Input material START
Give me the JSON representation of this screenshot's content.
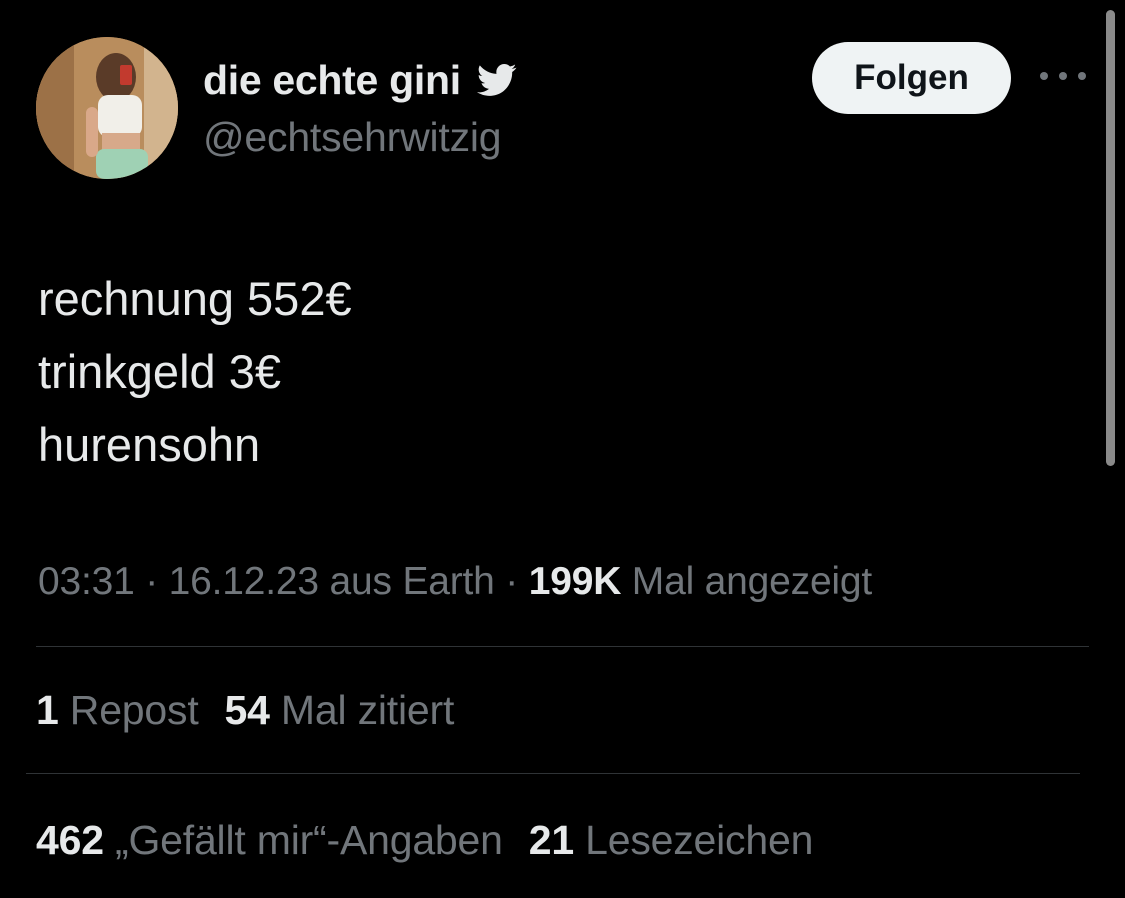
{
  "author": {
    "display_name": "die echte gini",
    "handle": "@echtsehrwitzig",
    "badge_icon": "twitter-bird-icon"
  },
  "follow_button": {
    "label": "Folgen"
  },
  "more_menu": {
    "icon": "more-horizontal-icon"
  },
  "tweet": {
    "lines": [
      "rechnung 552€",
      "trinkgeld 3€",
      "hurensohn"
    ]
  },
  "meta": {
    "time": "03:31",
    "sep1": " · ",
    "date": "16.12.23",
    "location_text": " aus Earth",
    "sep2": " · ",
    "views_count": "199K",
    "views_label": " Mal angezeigt"
  },
  "stats_reposts": {
    "repost_count": "1",
    "repost_label": " Repost",
    "quote_count": "54",
    "quote_label": " Mal zitiert"
  },
  "stats_likes": {
    "like_count": "462",
    "like_label": " „Gefällt mir“-Angaben",
    "bookmark_count": "21",
    "bookmark_label": " Lesezeichen"
  },
  "colors": {
    "background": "#000000",
    "primary_text": "#e7e9ea",
    "secondary_text": "#71767b",
    "divider": "#2f3336",
    "button_bg": "#eff3f4"
  }
}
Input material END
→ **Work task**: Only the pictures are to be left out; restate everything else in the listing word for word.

→ **Reply**:
Give me the JSON representation of this screenshot's content.
{
  "author": {
    "display_name": "die echte gini",
    "handle": "@echtsehrwitzig",
    "badge_icon": "twitter-bird-icon"
  },
  "follow_button": {
    "label": "Folgen"
  },
  "more_menu": {
    "icon": "more-horizontal-icon"
  },
  "tweet": {
    "lines": [
      "rechnung 552€",
      "trinkgeld 3€",
      "hurensohn"
    ]
  },
  "meta": {
    "time": "03:31",
    "sep1": " · ",
    "date": "16.12.23",
    "location_text": " aus Earth",
    "sep2": " · ",
    "views_count": "199K",
    "views_label": " Mal angezeigt"
  },
  "stats_reposts": {
    "repost_count": "1",
    "repost_label": " Repost",
    "quote_count": "54",
    "quote_label": " Mal zitiert"
  },
  "stats_likes": {
    "like_count": "462",
    "like_label": " „Gefällt mir“-Angaben",
    "bookmark_count": "21",
    "bookmark_label": " Lesezeichen"
  },
  "colors": {
    "background": "#000000",
    "primary_text": "#e7e9ea",
    "secondary_text": "#71767b",
    "divider": "#2f3336",
    "button_bg": "#eff3f4"
  }
}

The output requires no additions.